Finally, the definition of hue   is related to what we colloquially think of as color. The hue of a point in the RGB cube is defined to be its angular position around the neutral axis. Looking at the corners of the RGB cube shown in Figure 5.2, you can see that red, yellow, green, cyan, blue, and magenta are distributed equally in angle around the neutral axis. Thus, the wedge defined by the neutral axis and any point on the surface of the cube is a plane of constant hue.

Figure 5.8 illustrates three instances of the RGB cube with different wedges of constant hue. Because hue is a function of angle, its range is from 0 to 360 degrees.

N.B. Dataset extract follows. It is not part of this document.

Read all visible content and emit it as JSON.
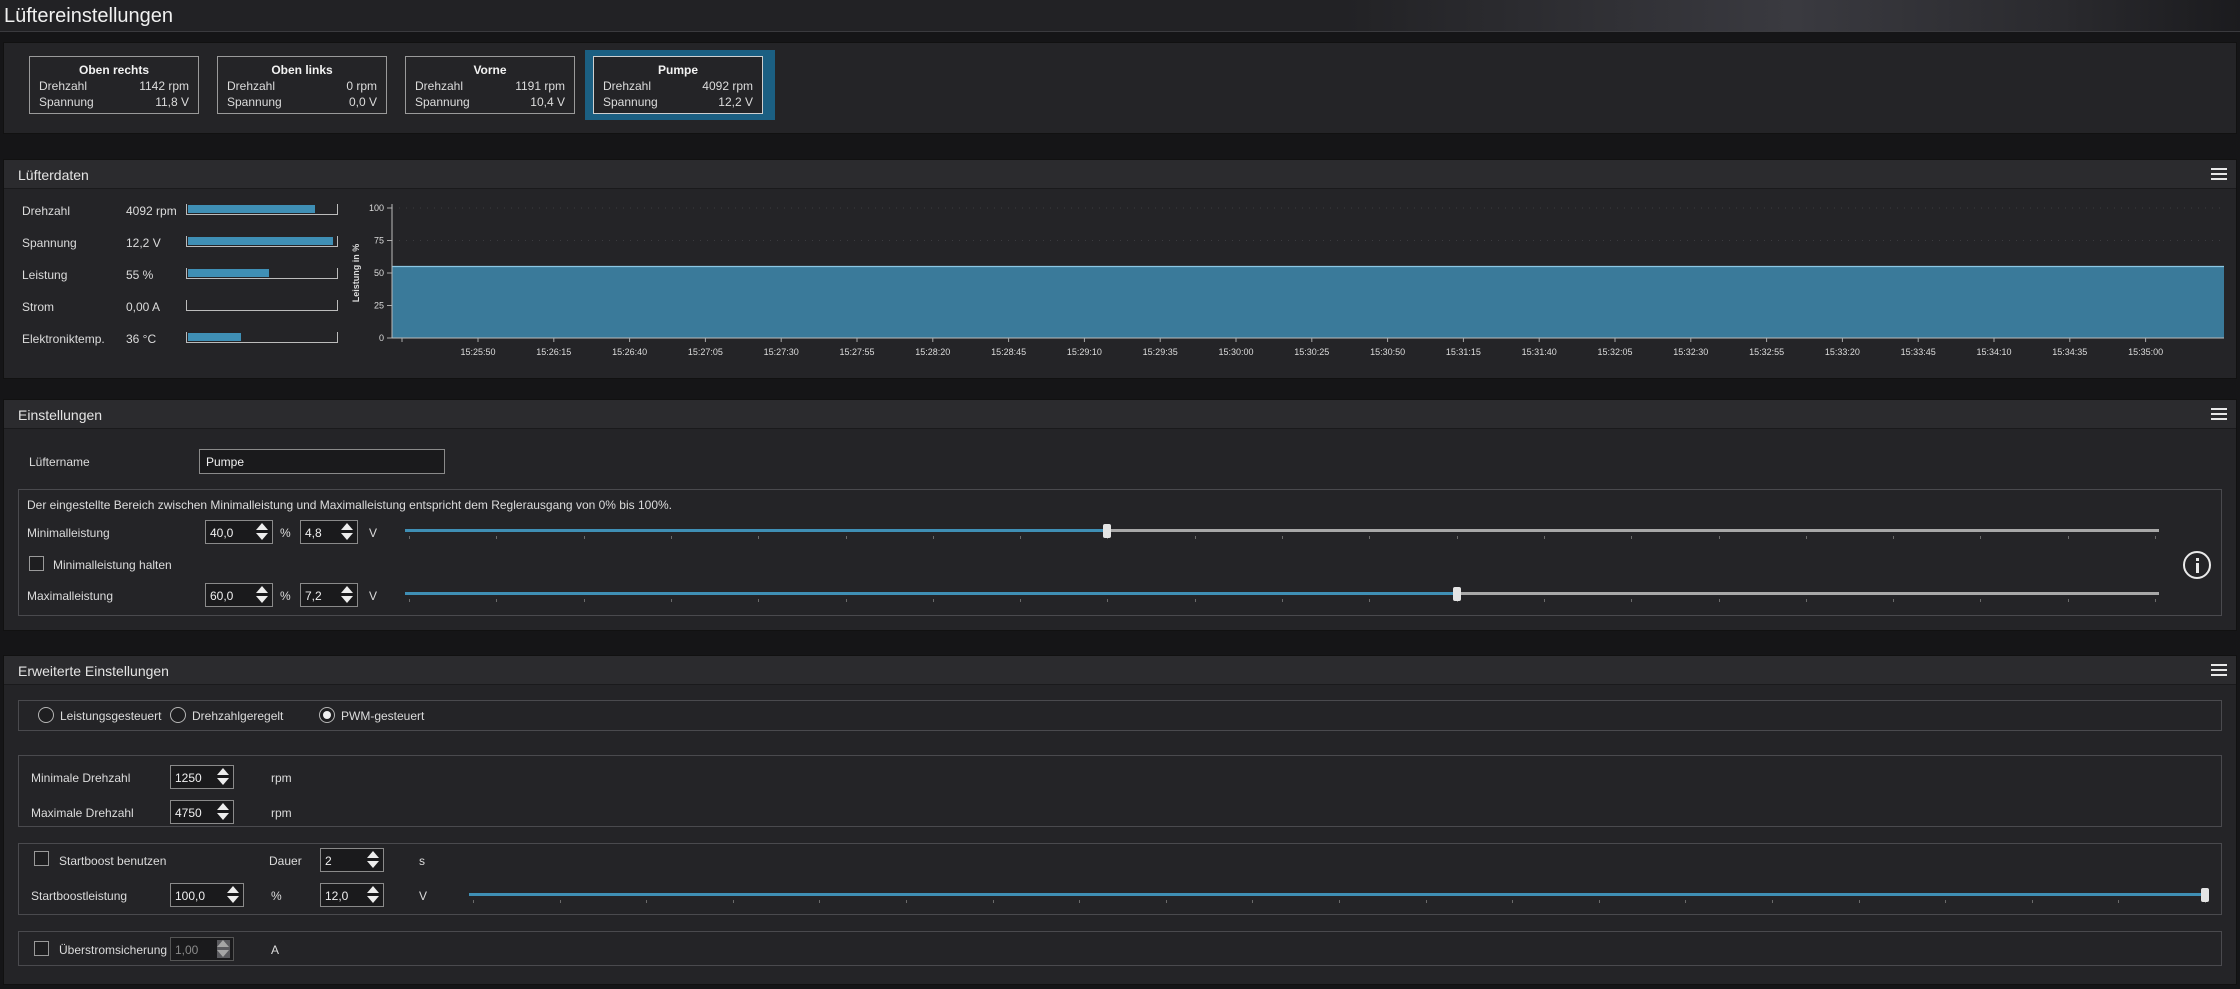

The red corner of the cube is defined to be the hue at 0, which, forcibly, is also the hue at 360. This hue is shown in Figure 5.8(b). The cube in Figure 5.8(a) shows a hue of 330, which is purple, and that in Figure 5.8(c) a hue of 30, which is orange. Note that although the hue of each wedge is constant, the brightness and saturation vary over the range of possible values.

Figure 5.9 summarizes the relationship between RGB and HSV. Although, the neutral axis represents brightness and not value, I will often abuse this notion and refer to it as the value axis. The model shown in Figure 5.9 will be useful for understanding the explanations of the color blending modes described later in this chapter.

With the HSV coordinate system in mind several observations can be made about regions of color in the RGB cube. The first is that the cyan, magenta, and yellow vertices of the cube represent brighter colors than red, green, and blue because these latter project lower down onto the neutral axis. Similarly, all colors in the pyramid defined by the C, Y, M, and W vertices correspond to lighter colors, and the pyramid defined by the origin and the R, G, and B vertices correspond to darker colors. Colors near the neutral axis in the cube will have a more pastel or washed out look because they are less saturated, and colors further away from this axis will appear more vivid.     Next: 5.4 The Subtractive Color Up: 5. Colorspaces and Blending Previous: 5.2 The HSV Colorspace